After a long and terrific family summer vacation and the resulting hiatis from Lucky7, I'm back. We spent most of the month in France (from Paris to the French Riveria), starting with a quick juant in London, complete with a very nice dinner at Coya(awesome Peruvian food) with two of our longtime Bazaarvoice London team members.
As I mentioned in my first and second Lucky7 post in this series, every startup has their t-shirts. But you can tell a lot about a company by the t-shirts they make. And so I would like to continue to take you through Bazaarvoice's history - and our culture - with the most complete collection of BV t-shirts with the possible exception of my co-founder, Brant Barton.
As I mentioned in my first post in this series, every startup has their t-shirts. But you can tell a lot about a company by the t-shirts they make. And so I would like to continue to take you through our history - and our culture - with the most complete collection of Bazaarvoice t-shirts with the possible exception of my co-founder, Brant Barton.
This is the second in my series, and I'll cover the years 2007-2009 here. The first post covers our first two years in business - 2005-2007.
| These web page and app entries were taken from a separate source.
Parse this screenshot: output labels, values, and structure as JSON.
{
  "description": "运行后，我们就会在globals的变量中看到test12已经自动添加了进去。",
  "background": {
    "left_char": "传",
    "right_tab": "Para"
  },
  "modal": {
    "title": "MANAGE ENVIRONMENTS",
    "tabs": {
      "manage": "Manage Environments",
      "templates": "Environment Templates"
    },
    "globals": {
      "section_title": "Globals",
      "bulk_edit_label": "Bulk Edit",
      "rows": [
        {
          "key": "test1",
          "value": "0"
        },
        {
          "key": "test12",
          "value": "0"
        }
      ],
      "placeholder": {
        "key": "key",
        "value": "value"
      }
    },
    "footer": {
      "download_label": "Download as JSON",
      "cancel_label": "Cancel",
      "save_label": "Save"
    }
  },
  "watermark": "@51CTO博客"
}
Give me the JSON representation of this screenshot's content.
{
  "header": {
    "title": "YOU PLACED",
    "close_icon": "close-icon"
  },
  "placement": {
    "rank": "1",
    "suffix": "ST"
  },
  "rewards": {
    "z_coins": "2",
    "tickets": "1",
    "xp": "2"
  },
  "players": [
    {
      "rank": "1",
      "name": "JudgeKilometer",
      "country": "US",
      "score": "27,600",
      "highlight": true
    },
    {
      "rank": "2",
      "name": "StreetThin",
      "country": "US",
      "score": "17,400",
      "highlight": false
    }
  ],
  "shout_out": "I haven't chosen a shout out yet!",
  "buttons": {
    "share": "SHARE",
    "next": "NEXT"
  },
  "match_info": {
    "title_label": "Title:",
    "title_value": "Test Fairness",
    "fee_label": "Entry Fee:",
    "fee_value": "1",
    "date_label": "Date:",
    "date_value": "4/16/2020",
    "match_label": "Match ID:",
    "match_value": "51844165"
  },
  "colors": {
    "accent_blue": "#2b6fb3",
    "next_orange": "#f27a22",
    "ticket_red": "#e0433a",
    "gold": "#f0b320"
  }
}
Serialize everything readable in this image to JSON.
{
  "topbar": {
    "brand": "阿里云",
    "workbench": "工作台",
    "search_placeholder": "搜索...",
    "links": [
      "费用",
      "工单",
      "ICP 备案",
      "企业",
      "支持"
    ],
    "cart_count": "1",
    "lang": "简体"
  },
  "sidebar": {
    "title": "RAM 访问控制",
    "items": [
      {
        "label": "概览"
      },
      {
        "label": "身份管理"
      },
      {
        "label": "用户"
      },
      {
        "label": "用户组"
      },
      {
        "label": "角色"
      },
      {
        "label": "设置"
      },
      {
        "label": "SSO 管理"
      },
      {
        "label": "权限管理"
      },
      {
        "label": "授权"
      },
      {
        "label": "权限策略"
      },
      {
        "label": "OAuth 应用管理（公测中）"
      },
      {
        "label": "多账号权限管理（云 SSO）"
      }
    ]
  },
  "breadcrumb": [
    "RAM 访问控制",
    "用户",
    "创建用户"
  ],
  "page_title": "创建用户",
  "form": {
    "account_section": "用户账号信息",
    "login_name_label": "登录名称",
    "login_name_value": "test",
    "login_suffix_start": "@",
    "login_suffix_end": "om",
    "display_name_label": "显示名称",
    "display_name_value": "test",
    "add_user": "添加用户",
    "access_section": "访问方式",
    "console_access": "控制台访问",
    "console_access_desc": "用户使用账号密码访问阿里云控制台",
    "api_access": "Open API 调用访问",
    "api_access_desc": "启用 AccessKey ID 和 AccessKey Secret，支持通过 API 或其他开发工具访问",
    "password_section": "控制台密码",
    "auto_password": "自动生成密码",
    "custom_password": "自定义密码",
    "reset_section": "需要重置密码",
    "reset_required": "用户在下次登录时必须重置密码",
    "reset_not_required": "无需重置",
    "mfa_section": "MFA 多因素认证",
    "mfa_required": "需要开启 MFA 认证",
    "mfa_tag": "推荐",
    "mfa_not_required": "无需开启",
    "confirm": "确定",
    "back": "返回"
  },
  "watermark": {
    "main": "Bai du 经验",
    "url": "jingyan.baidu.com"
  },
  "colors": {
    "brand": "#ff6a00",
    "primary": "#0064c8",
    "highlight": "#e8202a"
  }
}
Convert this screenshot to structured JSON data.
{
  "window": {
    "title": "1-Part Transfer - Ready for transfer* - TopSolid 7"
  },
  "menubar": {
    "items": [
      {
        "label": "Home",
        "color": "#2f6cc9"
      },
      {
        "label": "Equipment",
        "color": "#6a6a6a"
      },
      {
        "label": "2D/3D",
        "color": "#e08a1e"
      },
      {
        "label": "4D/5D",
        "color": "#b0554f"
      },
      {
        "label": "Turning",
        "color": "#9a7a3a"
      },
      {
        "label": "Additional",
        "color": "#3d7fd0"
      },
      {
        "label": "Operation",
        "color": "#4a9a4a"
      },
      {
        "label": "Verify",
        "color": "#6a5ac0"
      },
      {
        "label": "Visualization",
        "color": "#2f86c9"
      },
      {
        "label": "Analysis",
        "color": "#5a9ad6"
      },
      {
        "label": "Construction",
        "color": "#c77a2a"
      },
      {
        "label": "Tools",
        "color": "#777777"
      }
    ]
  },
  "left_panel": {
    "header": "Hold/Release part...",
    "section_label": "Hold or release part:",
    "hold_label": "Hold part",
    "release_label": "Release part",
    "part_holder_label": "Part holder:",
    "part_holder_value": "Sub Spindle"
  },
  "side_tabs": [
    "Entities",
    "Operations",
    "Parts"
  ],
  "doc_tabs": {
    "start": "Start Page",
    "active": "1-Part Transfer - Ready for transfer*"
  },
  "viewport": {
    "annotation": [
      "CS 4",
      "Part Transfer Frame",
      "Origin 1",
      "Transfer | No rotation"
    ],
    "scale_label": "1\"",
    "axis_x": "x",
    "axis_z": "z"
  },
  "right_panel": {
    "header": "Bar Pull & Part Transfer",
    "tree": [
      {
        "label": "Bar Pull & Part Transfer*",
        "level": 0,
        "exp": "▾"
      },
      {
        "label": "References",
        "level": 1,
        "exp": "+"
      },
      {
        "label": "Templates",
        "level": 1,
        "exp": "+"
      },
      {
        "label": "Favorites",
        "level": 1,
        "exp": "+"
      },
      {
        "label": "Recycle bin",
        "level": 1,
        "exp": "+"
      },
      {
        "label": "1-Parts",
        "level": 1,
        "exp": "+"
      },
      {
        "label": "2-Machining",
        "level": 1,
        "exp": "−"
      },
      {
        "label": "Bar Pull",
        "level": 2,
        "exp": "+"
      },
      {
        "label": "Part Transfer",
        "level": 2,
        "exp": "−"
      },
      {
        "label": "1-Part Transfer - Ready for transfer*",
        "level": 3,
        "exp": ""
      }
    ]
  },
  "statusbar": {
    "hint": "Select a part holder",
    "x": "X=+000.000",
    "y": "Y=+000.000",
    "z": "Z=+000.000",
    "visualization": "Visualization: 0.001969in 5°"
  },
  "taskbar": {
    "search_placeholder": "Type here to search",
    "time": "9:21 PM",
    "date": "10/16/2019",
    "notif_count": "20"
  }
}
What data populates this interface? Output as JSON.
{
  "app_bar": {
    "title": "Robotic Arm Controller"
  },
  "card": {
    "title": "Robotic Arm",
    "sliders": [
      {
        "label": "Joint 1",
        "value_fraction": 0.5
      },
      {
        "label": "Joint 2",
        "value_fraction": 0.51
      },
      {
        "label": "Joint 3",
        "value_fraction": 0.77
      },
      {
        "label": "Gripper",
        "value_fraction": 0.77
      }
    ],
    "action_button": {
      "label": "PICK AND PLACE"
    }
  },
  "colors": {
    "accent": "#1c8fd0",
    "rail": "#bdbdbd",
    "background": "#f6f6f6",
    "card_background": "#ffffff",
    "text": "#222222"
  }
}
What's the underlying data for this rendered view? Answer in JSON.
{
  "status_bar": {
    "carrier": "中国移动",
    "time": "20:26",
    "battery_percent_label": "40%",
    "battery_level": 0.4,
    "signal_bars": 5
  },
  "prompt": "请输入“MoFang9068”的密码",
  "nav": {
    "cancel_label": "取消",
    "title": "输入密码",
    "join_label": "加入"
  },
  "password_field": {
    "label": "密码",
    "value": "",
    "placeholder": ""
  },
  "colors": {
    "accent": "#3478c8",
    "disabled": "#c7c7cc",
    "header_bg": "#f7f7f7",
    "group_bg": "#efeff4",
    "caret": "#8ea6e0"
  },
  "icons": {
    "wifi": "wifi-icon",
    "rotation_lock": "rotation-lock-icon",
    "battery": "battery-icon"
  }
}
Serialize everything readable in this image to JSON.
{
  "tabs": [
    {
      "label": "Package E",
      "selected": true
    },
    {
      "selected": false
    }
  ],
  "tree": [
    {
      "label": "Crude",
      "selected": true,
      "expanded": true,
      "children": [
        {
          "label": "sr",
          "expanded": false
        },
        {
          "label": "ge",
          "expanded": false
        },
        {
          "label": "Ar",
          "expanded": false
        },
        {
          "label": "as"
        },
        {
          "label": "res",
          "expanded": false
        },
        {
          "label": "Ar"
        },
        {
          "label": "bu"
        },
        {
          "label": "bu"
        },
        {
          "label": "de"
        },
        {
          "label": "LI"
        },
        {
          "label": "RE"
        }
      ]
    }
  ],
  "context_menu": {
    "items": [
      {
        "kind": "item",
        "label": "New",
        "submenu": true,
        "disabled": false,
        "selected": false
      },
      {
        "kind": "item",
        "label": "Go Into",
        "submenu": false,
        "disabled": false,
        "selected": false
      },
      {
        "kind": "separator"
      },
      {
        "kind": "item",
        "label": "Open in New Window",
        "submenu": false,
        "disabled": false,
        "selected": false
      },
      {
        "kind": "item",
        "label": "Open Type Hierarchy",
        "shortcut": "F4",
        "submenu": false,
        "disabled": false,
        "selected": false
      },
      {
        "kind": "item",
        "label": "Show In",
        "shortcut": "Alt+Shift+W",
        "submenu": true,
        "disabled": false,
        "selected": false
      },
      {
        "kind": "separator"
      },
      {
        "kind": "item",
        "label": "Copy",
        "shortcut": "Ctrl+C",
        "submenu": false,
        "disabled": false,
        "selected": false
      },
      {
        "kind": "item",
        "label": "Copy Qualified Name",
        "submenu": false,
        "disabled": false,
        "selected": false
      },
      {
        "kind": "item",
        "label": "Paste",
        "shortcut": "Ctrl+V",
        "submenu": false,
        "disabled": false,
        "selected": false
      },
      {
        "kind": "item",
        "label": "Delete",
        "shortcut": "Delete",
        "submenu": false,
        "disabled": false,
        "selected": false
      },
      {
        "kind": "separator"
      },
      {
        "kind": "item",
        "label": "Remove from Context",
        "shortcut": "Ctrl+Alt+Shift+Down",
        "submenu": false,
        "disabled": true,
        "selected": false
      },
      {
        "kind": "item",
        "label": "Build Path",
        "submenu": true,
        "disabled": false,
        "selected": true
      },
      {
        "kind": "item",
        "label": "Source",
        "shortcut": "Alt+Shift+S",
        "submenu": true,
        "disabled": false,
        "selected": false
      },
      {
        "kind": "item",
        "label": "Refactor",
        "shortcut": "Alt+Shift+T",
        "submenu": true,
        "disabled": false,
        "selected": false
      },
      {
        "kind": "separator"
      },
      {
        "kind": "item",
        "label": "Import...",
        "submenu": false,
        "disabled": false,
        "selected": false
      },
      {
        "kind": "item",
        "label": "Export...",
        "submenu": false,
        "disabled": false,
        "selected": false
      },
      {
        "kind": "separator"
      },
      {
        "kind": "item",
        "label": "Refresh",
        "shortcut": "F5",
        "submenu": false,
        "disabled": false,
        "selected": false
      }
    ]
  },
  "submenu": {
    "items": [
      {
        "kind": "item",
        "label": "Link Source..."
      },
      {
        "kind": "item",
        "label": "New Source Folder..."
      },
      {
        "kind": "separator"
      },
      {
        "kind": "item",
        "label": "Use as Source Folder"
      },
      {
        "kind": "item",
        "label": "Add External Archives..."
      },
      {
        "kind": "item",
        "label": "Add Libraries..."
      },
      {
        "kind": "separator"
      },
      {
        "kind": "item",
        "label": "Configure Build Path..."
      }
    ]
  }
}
Michael Osborne, our first global head of sales, and I worked hard on establishing a sales-driven culture. In my opinion, this is very important for a B2B company. Your clients are the ones that pay your bills and you should be obsessive about both selling to and servicing them well. All other functions in the company are in support of that goal. The most successful B2C companies, like Wal-Mart and Amazon, are no different in that they are obsessive about those that also pay their bills - with the only difference being they care most about consumers - versus businesses - as consumers are their key source of revenue. Osborne, as we all called him because his personality is bigger than life, was amazing in this regard and a huge part of the culture that quickly took root. His theme song for us "doing the impossible" in our achievements quarter after quarter became Don't Stop Believing by Journey. The YouTube video below will give you a window into our culture and all of us celebrating at the Alamo Drafthouse, where we held our All-Hands (I talked about why the awesome Alamo in my first post in this series). I took this video right after my talk to close out the day, where I was expressing my deep love for the company and then the Bazaarvoice band brought the house down by playing our theme song. This can only be described as a magical moment as I think you'll agree in watching the video (have you ever seen this type of energy at a company you worked at?).